Here’s a DefenseLINK release on the continuing effort to get Iraqi support operations online:
Army Lt. Col. Steven Shapiro, chief of operations for 3rd Corps Support Command and selected for promotion to colonel, said the command’s soldiers are training Iraqis through schools and, mostly, through on-the-job experience. “We’re training the Iraqis to follow up and provide support to their forces as they engage the enemy,” Shapiro said during an interview in Balad.
On paper, and increasingly in reality, Iraqi logistical units are embedded in Iraqi maneuver units. The 3rd Corps Support Command is partnered with Iraqi motorized transportation regiments. “When you see an Iraqi army unit engaged, … their physical resupply is through their motorized transportation regiments,” he said.
Plans call for one motorized regiment per division, and the Iraqis plan for nine divisions. The regiments will handle all their own maintenance and their own security. “When we operate on the roads, we protect the convoys,” Shapiro said. “The motorized transportation regiments will have their own mobile force protection assets embedded with them.”
Three regiments are operating now. Coalition logistics personnel handle supplying the rest of the Iraqi force, Shapiro said.
I’ve been sort of waiting to hear an update on the actual status of the Iraqi army. We keep hearing about how many battalions are trained and how many are “in the lead”, but I haven’t seen anything on the actual number of ‘Level 1’ battalions.
This suggests that the number of ‘Level 1’ battalions, those capable of fully “independent operations”, hasn’t grown significantly since the announcement that only one battalion was rated ‘Level 1’ at the end of September. With all the press attention on this fact, it’s rather telling that we haven’t been getting updates as additional battalions rate ‘Level 1’. What it tells Murdoc is that we’re sticking to the plan and growing the army the right way rather than rushing to cobble something together in an attempt to placate the media. Even from a media perspective, this is probably just as well, since the media seems to understand practically zero about the situation and what it means.
Besides logistical capability, many other support factors are considered when rating a unit’s Level, including maintenance, communications, intelligence, and medical capabilities. Although mentioned before, it bears repeating: the majority of the world’s military forces, including (maybe especially) those in western European armies, are not ‘Level 1′.

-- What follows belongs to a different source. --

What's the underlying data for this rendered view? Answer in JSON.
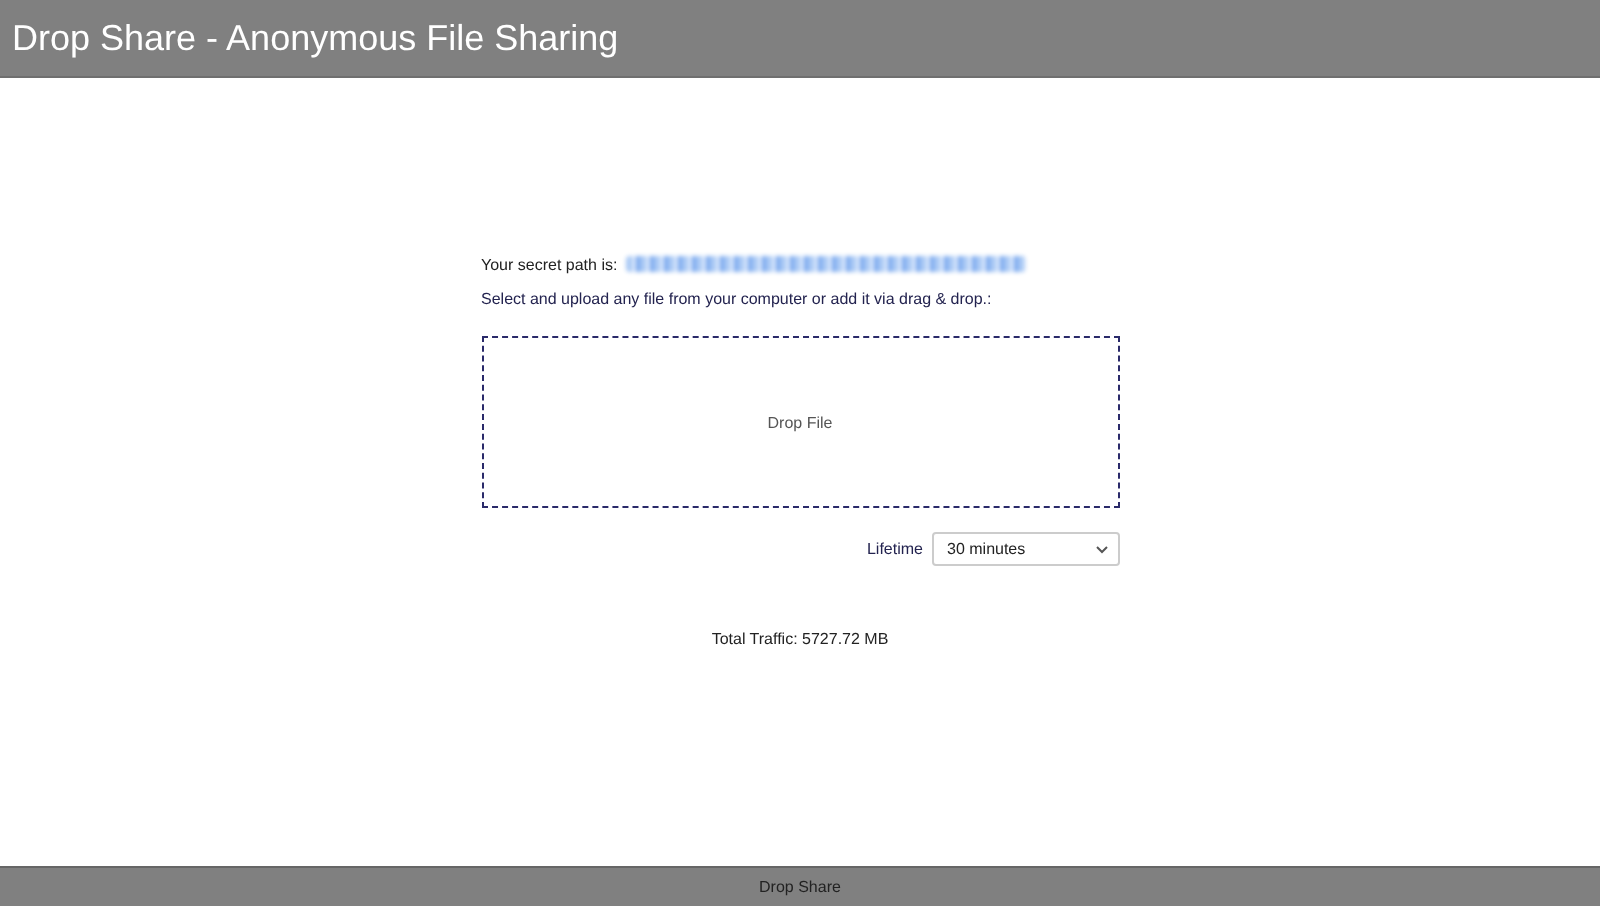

Don’t get mesmerized by critics’ obsession with the ‘Level 1’ rating. Those carrying on about it are either clueless or lying to you. It is the ‘Level 2’ rating that we care about the most.